Years before I met Fitz and started working with him at the Inquirer, I read his account of the 1966 NCAA championship game between Texas Western - the first team with five black starters to win a national title - and Kentucky. And I really hated him for it because it was so good.

Seabiscuit and Unbroken, by Laura Hillenbrand

If you see these films (Unbroken is just hitting theaters) and don't read the books that they're based on, you're doing yourself a disservice. Hillenbrand writes like a dream, and the depth and precision of her research and reporting are astounding - especially when you consider the limitations that her unusual illness places on her. When she describes, early in Seabiscuit, how a flood in Tijuana moved a wall of horse manure through the city "like a mighty shit Godzilla," it's impossible not to smile and shake your head in wonder.
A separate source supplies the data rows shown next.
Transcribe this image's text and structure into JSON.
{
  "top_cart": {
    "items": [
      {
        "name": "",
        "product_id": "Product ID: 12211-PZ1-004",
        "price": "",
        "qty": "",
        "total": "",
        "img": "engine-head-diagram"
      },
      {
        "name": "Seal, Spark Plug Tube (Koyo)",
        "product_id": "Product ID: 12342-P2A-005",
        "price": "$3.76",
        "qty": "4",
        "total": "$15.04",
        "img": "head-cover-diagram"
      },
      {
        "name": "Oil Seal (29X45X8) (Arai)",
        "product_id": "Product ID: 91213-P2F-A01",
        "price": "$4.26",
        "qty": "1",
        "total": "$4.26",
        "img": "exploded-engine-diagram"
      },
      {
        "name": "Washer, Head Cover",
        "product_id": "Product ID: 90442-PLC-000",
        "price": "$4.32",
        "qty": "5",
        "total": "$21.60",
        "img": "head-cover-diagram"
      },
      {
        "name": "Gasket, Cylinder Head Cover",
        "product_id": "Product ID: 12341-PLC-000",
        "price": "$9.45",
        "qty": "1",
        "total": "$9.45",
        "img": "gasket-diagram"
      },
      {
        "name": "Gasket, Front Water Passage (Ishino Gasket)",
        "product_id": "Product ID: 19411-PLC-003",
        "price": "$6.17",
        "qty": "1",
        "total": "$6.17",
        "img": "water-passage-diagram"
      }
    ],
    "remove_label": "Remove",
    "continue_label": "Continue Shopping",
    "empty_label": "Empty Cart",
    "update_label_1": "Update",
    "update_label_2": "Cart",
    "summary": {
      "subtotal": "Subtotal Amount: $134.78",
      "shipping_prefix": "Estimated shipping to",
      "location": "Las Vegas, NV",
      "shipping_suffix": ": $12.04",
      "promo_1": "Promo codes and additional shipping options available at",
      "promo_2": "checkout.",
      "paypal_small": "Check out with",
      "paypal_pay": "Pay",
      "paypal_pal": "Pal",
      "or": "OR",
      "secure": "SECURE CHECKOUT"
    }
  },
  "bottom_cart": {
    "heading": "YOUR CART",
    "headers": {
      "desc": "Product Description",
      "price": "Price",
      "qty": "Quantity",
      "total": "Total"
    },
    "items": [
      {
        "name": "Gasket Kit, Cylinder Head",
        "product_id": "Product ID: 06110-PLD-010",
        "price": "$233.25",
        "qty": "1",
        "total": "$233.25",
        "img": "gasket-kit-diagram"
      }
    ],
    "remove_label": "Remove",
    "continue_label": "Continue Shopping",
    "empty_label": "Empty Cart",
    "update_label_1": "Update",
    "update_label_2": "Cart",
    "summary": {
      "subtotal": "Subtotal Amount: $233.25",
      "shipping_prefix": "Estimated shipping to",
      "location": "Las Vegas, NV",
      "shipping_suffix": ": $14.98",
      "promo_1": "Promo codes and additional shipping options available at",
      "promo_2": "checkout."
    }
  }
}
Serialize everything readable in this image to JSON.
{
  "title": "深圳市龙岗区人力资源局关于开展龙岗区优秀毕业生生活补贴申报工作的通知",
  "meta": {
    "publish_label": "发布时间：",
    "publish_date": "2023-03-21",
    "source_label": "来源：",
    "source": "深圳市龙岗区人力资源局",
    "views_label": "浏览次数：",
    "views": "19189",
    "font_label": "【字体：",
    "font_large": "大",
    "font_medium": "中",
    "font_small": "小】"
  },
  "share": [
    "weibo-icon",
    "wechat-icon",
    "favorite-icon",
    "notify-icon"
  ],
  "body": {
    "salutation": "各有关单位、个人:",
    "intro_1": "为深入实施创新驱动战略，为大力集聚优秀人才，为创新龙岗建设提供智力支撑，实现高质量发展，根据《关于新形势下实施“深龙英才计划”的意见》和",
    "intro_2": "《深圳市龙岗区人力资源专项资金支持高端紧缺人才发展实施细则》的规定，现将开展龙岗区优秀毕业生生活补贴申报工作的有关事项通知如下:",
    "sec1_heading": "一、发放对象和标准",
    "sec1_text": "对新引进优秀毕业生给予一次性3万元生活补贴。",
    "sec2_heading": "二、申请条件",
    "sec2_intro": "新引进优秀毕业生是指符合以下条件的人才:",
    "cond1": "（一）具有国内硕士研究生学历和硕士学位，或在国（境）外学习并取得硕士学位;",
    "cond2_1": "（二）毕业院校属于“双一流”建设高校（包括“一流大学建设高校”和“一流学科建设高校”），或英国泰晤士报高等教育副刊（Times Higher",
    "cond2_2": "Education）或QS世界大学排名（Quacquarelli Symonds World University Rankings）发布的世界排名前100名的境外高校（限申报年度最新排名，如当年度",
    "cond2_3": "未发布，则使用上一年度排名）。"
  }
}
Rome 1960 and Clemente by David Maraniss

Generally, Maraniss' biography of Vince Lombardi, When Pride Still Mattered, is regarded as his best sports book. But I preferred his account of the 1960 Summer Olympics and his exploration of the social significance of Roberto Clemente's life and major-league career.

This Day in Philadelphia Sports by Brian Startare and Kevin Reavy

What a cool idea for a book. Startare and Reavy did their homework and provide an important moment in Philadelphia sports for every day of the calendar. A fun read … and a handy reference tool for a sportswriter.

The Miracle of St. Anthony by Adrian Wojnarowski

The season-inside genre of sports book is a popular one; John Feinstein's A Season on the Brink is the template. But Woj's classic, about a year in Jersey City with coach Bob Hurley and St. Anthony High School's boys basketball team, is a marvel because it goes so far beyond the games and the people. It's an analysis of the condition of urban America, of the value of sports and Catholic education, of the qualities it takes to survive and move on from the nation's meanest streets.